DeKalb County missed a federal deadline to fix its troubled sewer system. The county was given nearly nine years, but the sewers still overflow.
DeKalb, the U.S. Environmental Protection Agency and the state Environmental Protection Division made an agreement in 2011 for the county to address its problem sewers.
The deadline in the consent decree was set for June 20, 2020, but the county still has years of work left to do.
In addition to backups caused by fats, oils and grease, aging and cracked pipes in the system let storm water in, leading to occasionally massive overflows when it rains. Earlier this year, millions of gallons of sewage spilled after storms.
DeKalb CEO Michael Thurmond has said that before he came into office, the county wasted three years without making significant progress fixing the sewers, and he takes the issue seriously.
“Since January 2017, DeKalb County has made tremendous progress in the implementation of the Consent Decree,” a county spokesman wrote.
The county has spent more than $100 million since 2017 and plans to spend another $1.1 billion over the next 10 years on the consent decree, according to the spokesman.
Jackie Echols, the board president of South River Watershed Alliance, an advocacy group currently suing DeKalb over the consent decree, said she has long been concerned about the agreement.
“Just looking at what was contained in the consent decree, there wasn’t a lot there, and there wasn’t a lot that would ensure that the June 2020 deadline would come and the problems would be solved,” she said. “So here we are.”
A spokesman for the EPD said the agency is “disappointed” that the county won’t meet the deadline. But, he wrote, the EPD, EPA and DeKalb are in regular communication about the county’s work.
According to an early-June court filing, the county is in negotiations with the EPA and EPD over modifying the consent decree, including extending the deadline.
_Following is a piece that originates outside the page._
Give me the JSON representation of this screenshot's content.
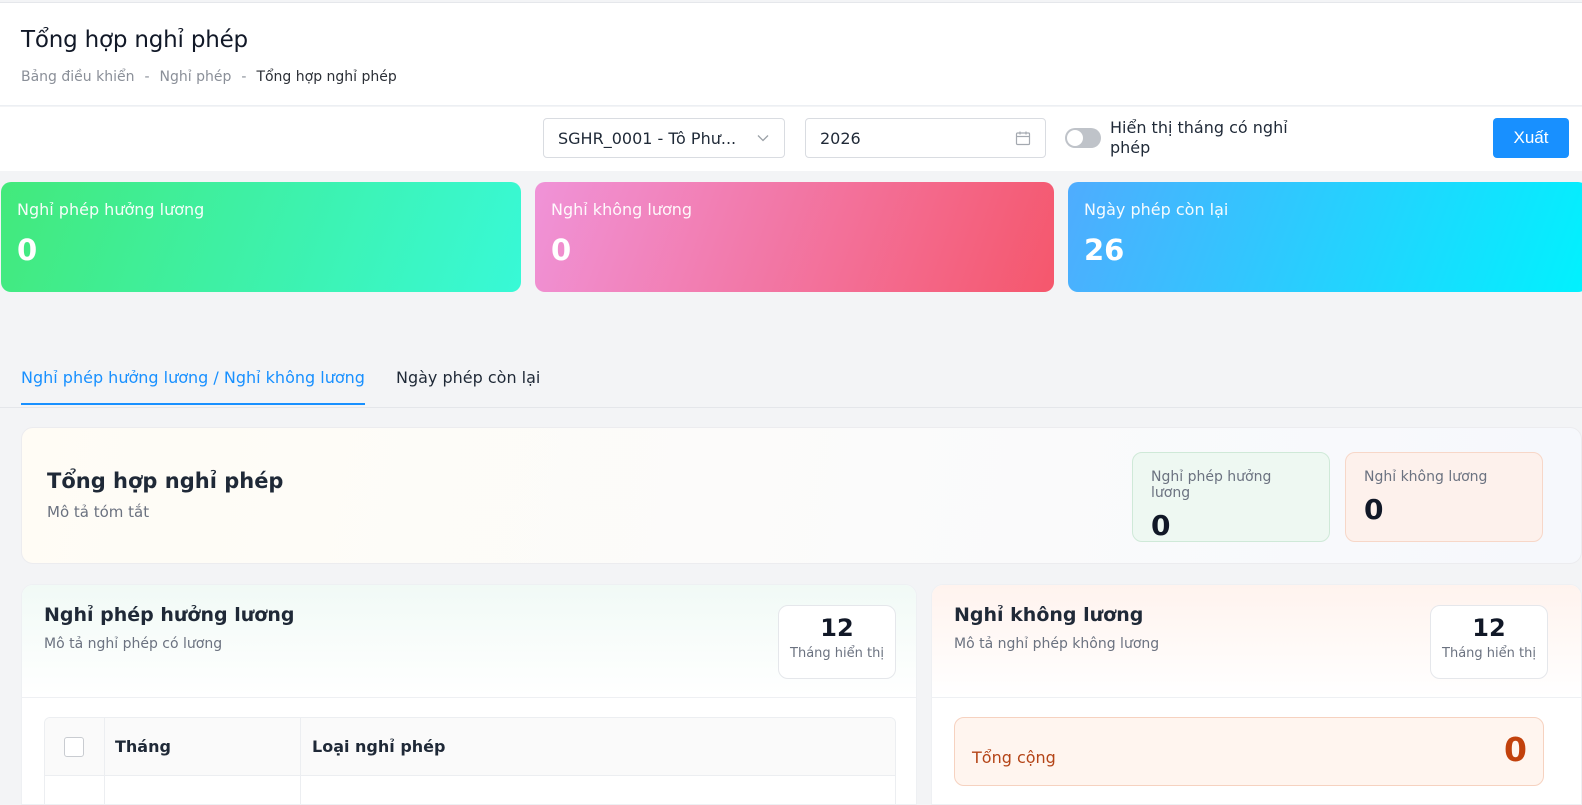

That wouldn’t be unprecedented. The deadline for the city of Atlanta, which is also fixing its sewers under a federal consent decree, was extended in 2012.
DeKalb paid $450,000 in the initial settlement with the two environmental agencies and has paid more than $700,000 more since then in fines for sewage releases and for failing to file reports on time.